We’ve spent a lot of time at this conference talking about how local governments have a hard time getting things done, that they don’t have enough decision-making power, enough money and so forth. But you got a lot done when you were Mayor of Bogotá. How did you do it?
Well, the mayor of Bogotá has a lot of power. But I also had a very clear vision of what I wanted to accomplish. Many politicians want power, but they really don’t know what to do with it once they have it. With me, it was the opposite. I wanted to be elected because of my vision of what I wanted to accomplish, not the other way around.
I was also able to get top-quality people – very dynamic people from the private sector who mostly weren’t involved in politics. We were able to work as a team with a clear vision. We also had dedicated project managers. For example, the library project had a manager who was hundred percent focused on the library project. The bus system had a manager who was focused 24 hours a day on the BRT project. We didn’t put the Secretary of Transport in charge because the Secretary of Transport had too many other worries. In this way, we were able to do an amazing amount of things.
What do you think are the biggest challenges facing Bogotá today?
Bogotá is still doing many things wrong. We need good management. We have had so many bad mayors recently. They increased the size of the bureaucracy and made the institutions less efficient. They’ve also focused on giving out subsidies instead of spending money on public works. But, in general, the growth of the city needs to be better planned. The national government should buy land in the right areas around the city and urbanize it well with large parks and good planning.
That relates to one of the main themes of the conference – that we have a chance to shape the future of cities through design because of how much and how fast they will grow in size over the next few decades. What kind of planning would you like to see in Bogotá? What should be the future?
Well, the most important thing for Bogotá, or cities in India, is that they grow in the right place – not where some developer decides, but in the optimum place to minimize factors such as travel times. Second, cities should be designed in a totally different way. For example, every other street – or at least every three or four streets – should be a greenway only for pedestrians and bicycles so that hundreds of kilometres of greenway criss-cross that city, like bicycle highway. Some roads should also only be for buses. I think you also need protected bikeways in every street, very large sidewalks and no parking in the streets.
Where will the cars go?

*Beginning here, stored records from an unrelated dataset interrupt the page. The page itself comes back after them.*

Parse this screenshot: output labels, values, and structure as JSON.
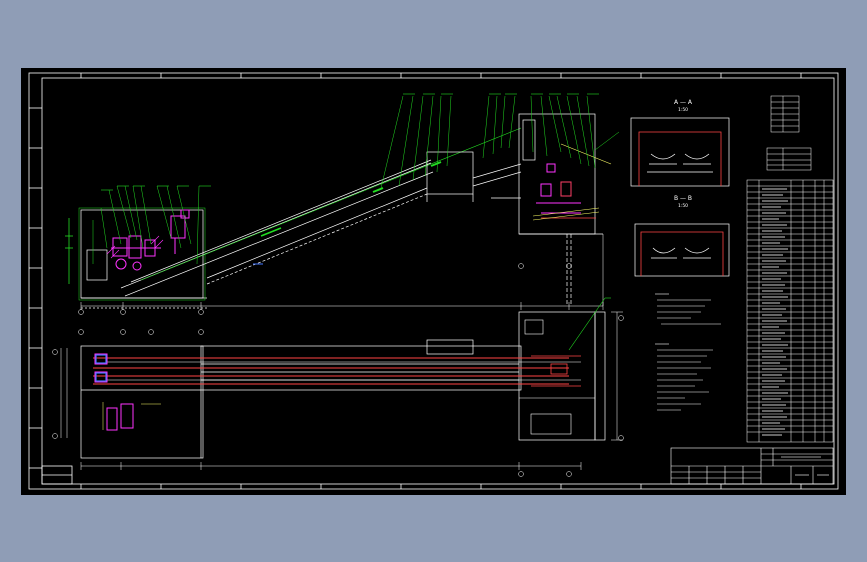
{
  "background_color": "#8f9db6",
  "canvas_color": "#000000",
  "line_colors": {
    "frame": "#ffffff",
    "conveyor": "#ffffff",
    "callouts": "#22dd22",
    "equipment": "#ff33ff",
    "sections": "#ff4444",
    "annotations": "#ffff66",
    "blue_marks": "#4477ff"
  },
  "drawing": {
    "section_a_label": "A — A",
    "section_a_scale": "1:50",
    "section_b_label": "B — B",
    "section_b_scale": "1:50"
  }
}
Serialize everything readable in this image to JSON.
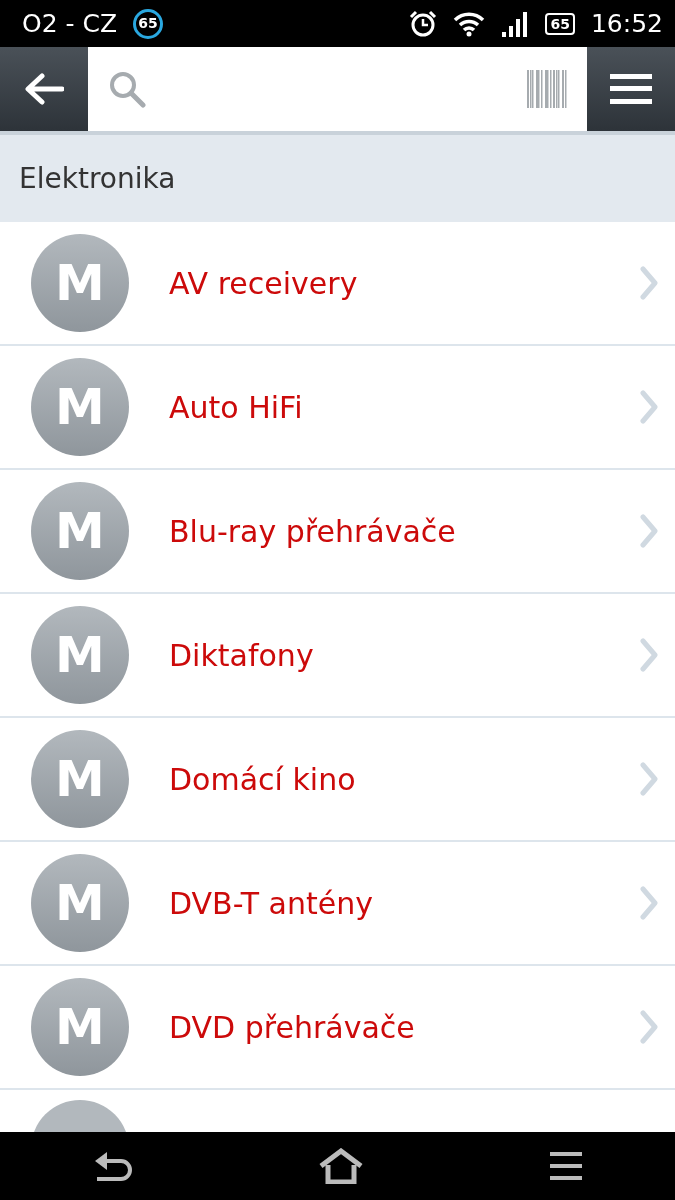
{
  "status_bar": {
    "carrier": "O2 - CZ",
    "notification_badge": "65",
    "battery": "65",
    "time": "16:52"
  },
  "section": {
    "title": "Elektronika"
  },
  "categories": [
    {
      "label": "AV receivery",
      "logo": "M"
    },
    {
      "label": "Auto HiFi",
      "logo": "M"
    },
    {
      "label": "Blu-ray přehrávače",
      "logo": "M"
    },
    {
      "label": "Diktafony",
      "logo": "M"
    },
    {
      "label": "Domácí kino",
      "logo": "M"
    },
    {
      "label": "DVB-T antény",
      "logo": "M"
    },
    {
      "label": "DVD přehrávače",
      "logo": "M"
    }
  ]
}
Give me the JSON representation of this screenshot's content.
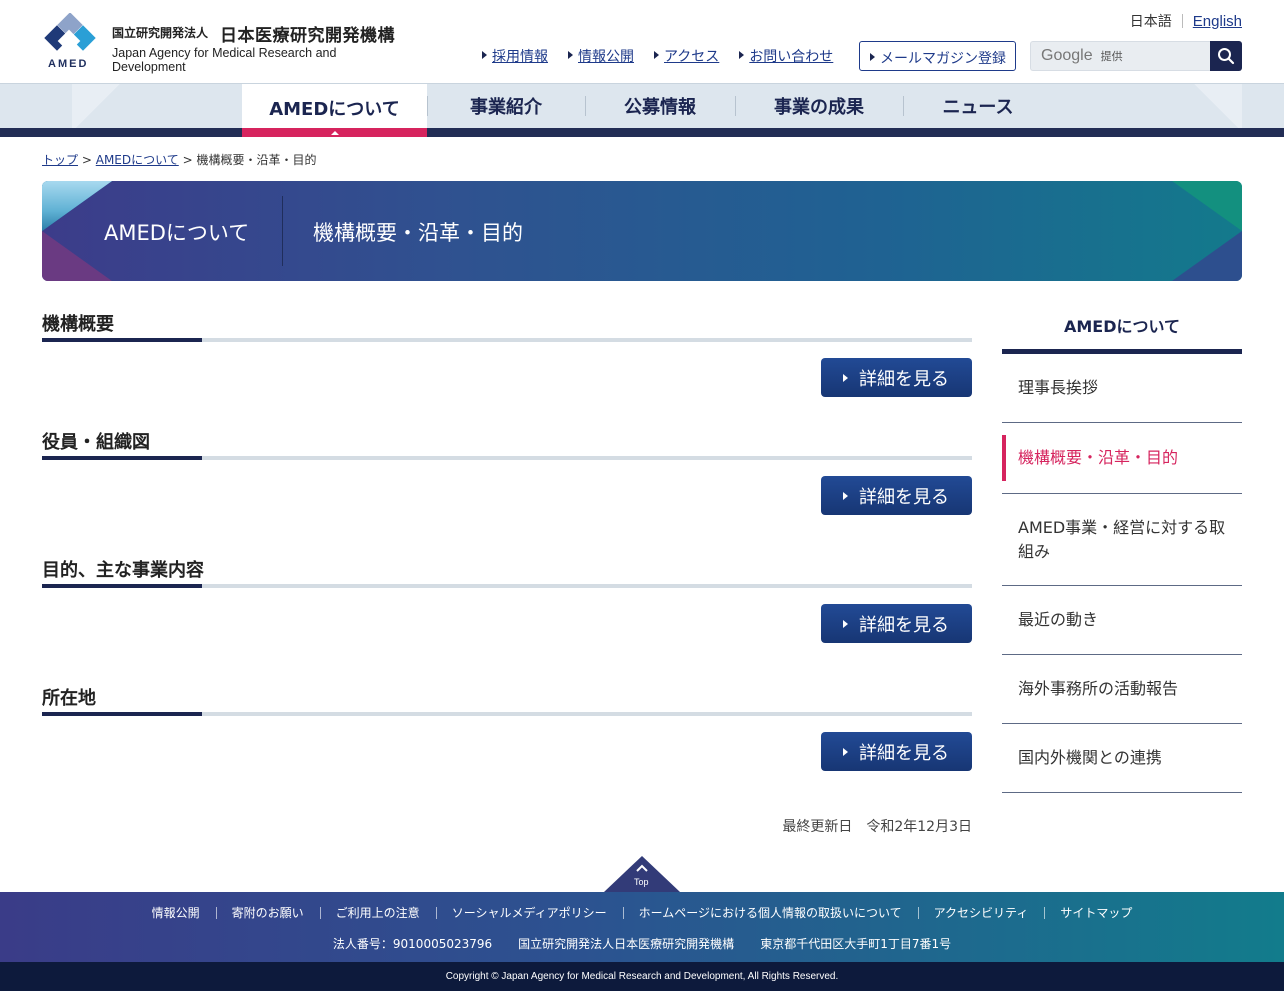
{
  "header": {
    "logo_mark_text": "AMED",
    "org_type": "国立研究開発法人",
    "org_name": "日本医療研究開発機構",
    "org_name_en": "Japan Agency for Medical Research and Development",
    "lang_ja": "日本語",
    "lang_en": "English",
    "utility_links": [
      "採用情報",
      "情報公開",
      "アクセス",
      "お問い合わせ"
    ],
    "mail_button": "メールマガジン登録",
    "search": {
      "brand": "Google",
      "provided": "提供"
    }
  },
  "nav": {
    "items": [
      "AMEDについて",
      "事業紹介",
      "公募情報",
      "事業の成果",
      "ニュース"
    ],
    "active_index": 0
  },
  "breadcrumb": {
    "top": "トップ",
    "section": "AMEDについて",
    "current": "機構概要・沿革・目的",
    "separator": ">"
  },
  "banner": {
    "section": "AMEDについて",
    "title": "機構概要・沿革・目的"
  },
  "main": {
    "sections": [
      {
        "heading": "機構概要",
        "button": "詳細を見る"
      },
      {
        "heading": "役員・組織図",
        "button": "詳細を見る"
      },
      {
        "heading": "目的、主な事業内容",
        "button": "詳細を見る"
      },
      {
        "heading": "所在地",
        "button": "詳細を見る"
      }
    ],
    "updated": "最終更新日　令和2年12月3日"
  },
  "sidebar": {
    "heading": "AMEDについて",
    "items": [
      {
        "label": "理事長挨拶"
      },
      {
        "label": "機構概要・沿革・目的"
      },
      {
        "label": "AMED事業・経営に対する取組み"
      },
      {
        "label": "最近の動き"
      },
      {
        "label": "海外事務所の活動報告"
      },
      {
        "label": "国内外機関との連携"
      }
    ],
    "current_index": 1
  },
  "footer": {
    "top_label": "Top",
    "links": [
      "情報公開",
      "寄附のお願い",
      "ご利用上の注意",
      "ソーシャルメディアポリシー",
      "ホームページにおける個人情報の取扱いについて",
      "アクセシビリティ",
      "サイトマップ"
    ],
    "corporate_number": "法人番号：9010005023796",
    "org_full": "国立研究開発法人日本医療研究開発機構",
    "address": "東京都千代田区大手町1丁目7番1号",
    "copyright": "Copyright © Japan Agency for Medical Research and Development, All Rights Reserved."
  },
  "colors": {
    "navy": "#1b2550",
    "accent_pink": "#d6245e",
    "link_blue": "#1e3a8a",
    "button_blue": "#1f4289"
  }
}
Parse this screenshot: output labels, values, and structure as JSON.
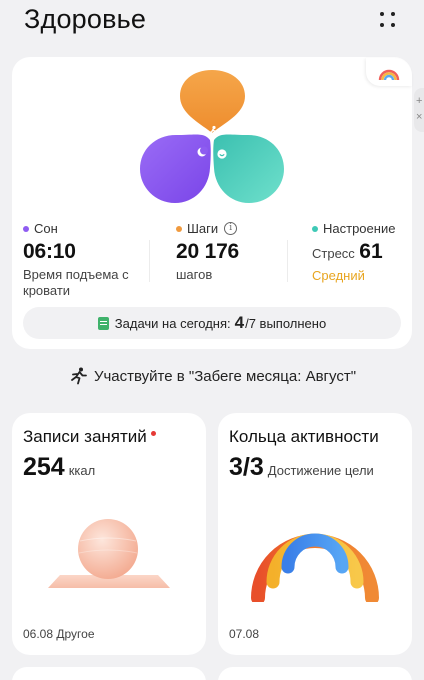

You know, the fact that you buy a car does not give the government any obligation to give you parking the same way that buying a refrigerator doesn’t give the government any obligation to give you an apartment. This is very important. Parking is not a constitutional right. I think the biggest problem in Indian cities and many backward cities in developing countries, including Colombia, is poor quality footpaths. Ideally, footpaths should continue at grade across intersections so it’s cars that have to come up and down, so that it’s very clear that it’s cars that are going through people’s space and not the opposite.
Those kinds of changes could flip how people experience roadways. In closing, what kinds of things do you think other countries should learn from Colombia’s experience?
India has so much to learn from Latin America’s recent urbanization experience. They should learn what to do, but, mostly, they should learn what not to do. The main thing that they should do is buy land around cities so that the cities grow with large parks in the right places. They should have very different urban design with much more space for pedestrians, not for cars. See, you smile when I tell you that there should be no cars parked in the streets, but it’s very normal in Indian cities for people to have no place to walk. And nobody cares. Nothing is done about it. It’s a very bad problem.